Exercise material –

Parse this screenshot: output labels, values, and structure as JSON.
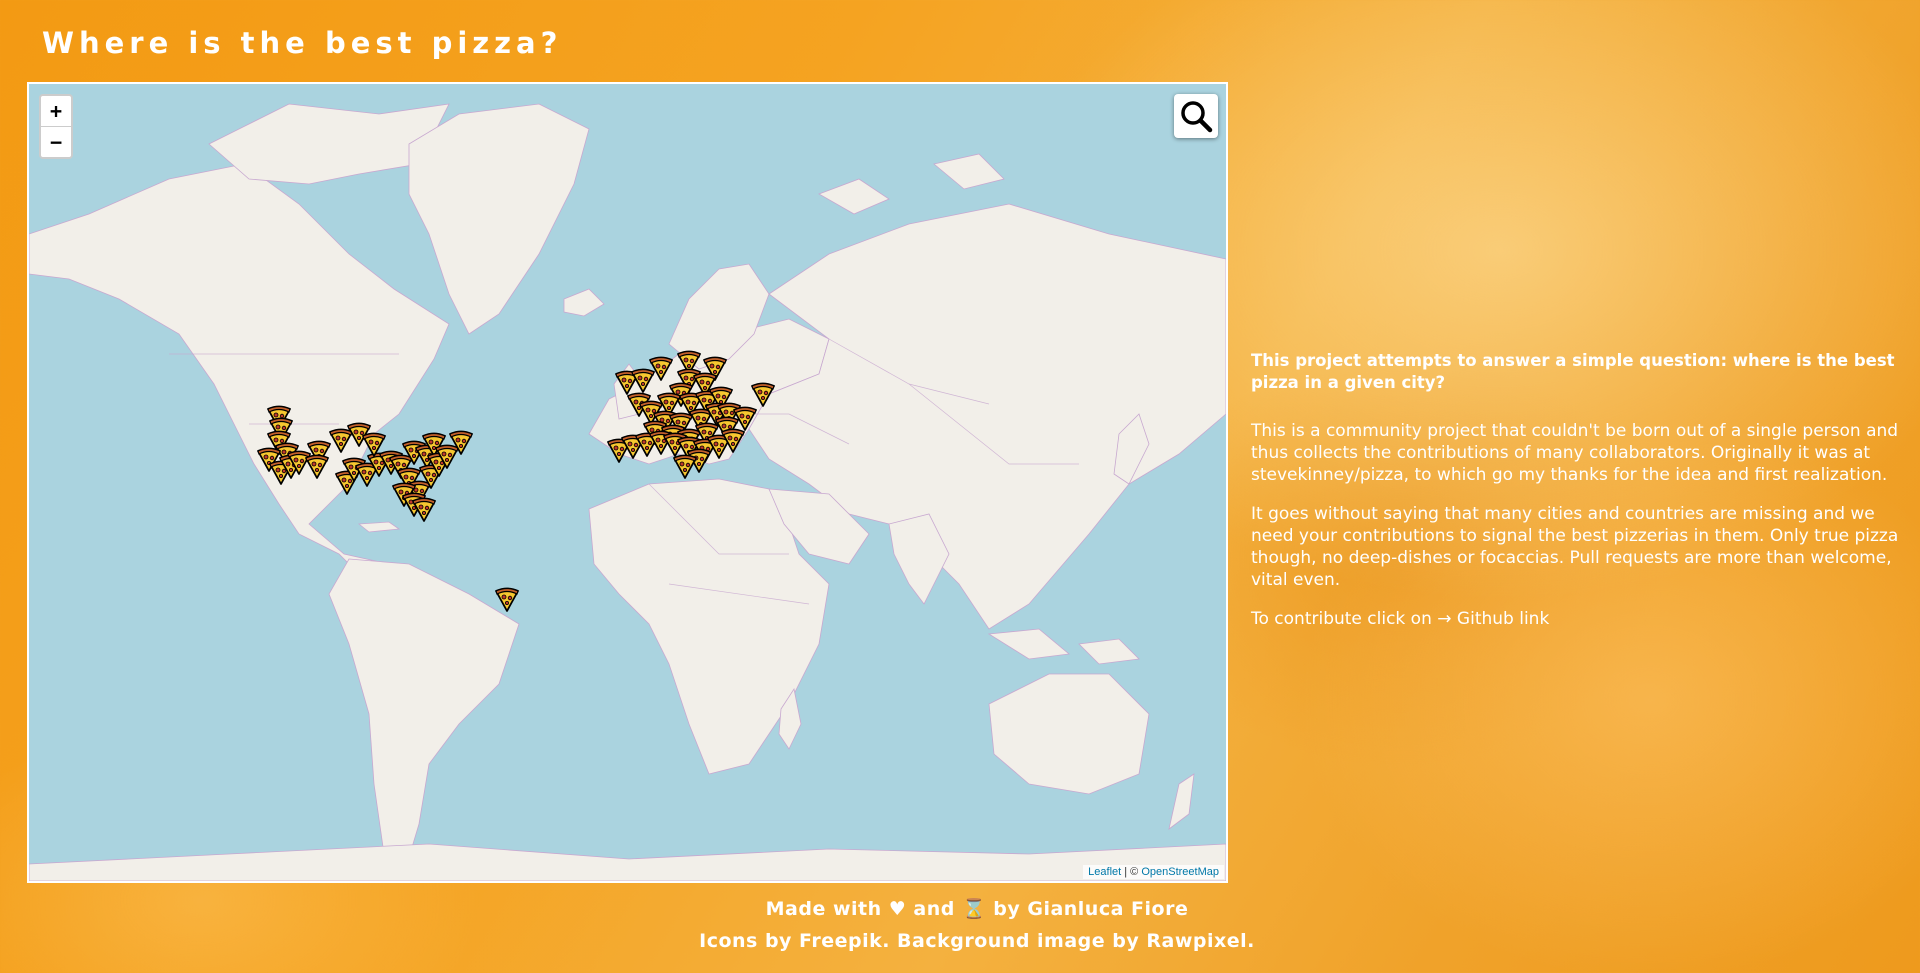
{
  "page": {
    "title": "Where is the best pizza?"
  },
  "map": {
    "zoom_in_label": "+",
    "zoom_out_label": "−",
    "search_icon": "magnifier-icon",
    "marker_icon": "pizza-slice-icon",
    "attribution": {
      "leaflet": "Leaflet",
      "separator": " | © ",
      "osm": "OpenStreetMap"
    },
    "colors": {
      "water": "#aad3df",
      "land": "#f2efe9",
      "borders": "#c8a8d0"
    }
  },
  "info": {
    "lead": "This project attempts to answer a simple question: where is the best pizza in a given city?",
    "paragraph1": "This is a community project that couldn't be born out of a single person and thus collects the contributions of many collaborators. Originally it was at stevekinney/pizza, to which go my thanks for the idea and first realization.",
    "paragraph2": "It goes without saying that many cities and countries are missing and we need your contributions to signal the best pizzerias in them. Only true pizza though, no deep-dishes or focaccias. Pull requests are more than welcome, vital even.",
    "contribute_prefix": "To contribute click on → ",
    "contribute_link": "Github link"
  },
  "footer": {
    "line1": "Made with ♥ and ⌛ by Gianluca Fiore",
    "line2": "Icons by Freepik. Background image by Rawpixel."
  },
  "colors": {
    "background": "#f39a13",
    "text": "#ffffff"
  }
}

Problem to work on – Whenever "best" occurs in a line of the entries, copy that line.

Task response –
    "title": "Where is the best pizza?"
    "lead": "This project attempts to answer a simple question: where is the best pizza in a given city?",
    "paragraph2": "It goes without saying that many cities and countries are missing and we need your contributions to signal the best pizzerias in them. Only true pizza though, no deep-dishes or focaccias. Pull requests are more than welcome, vital even.",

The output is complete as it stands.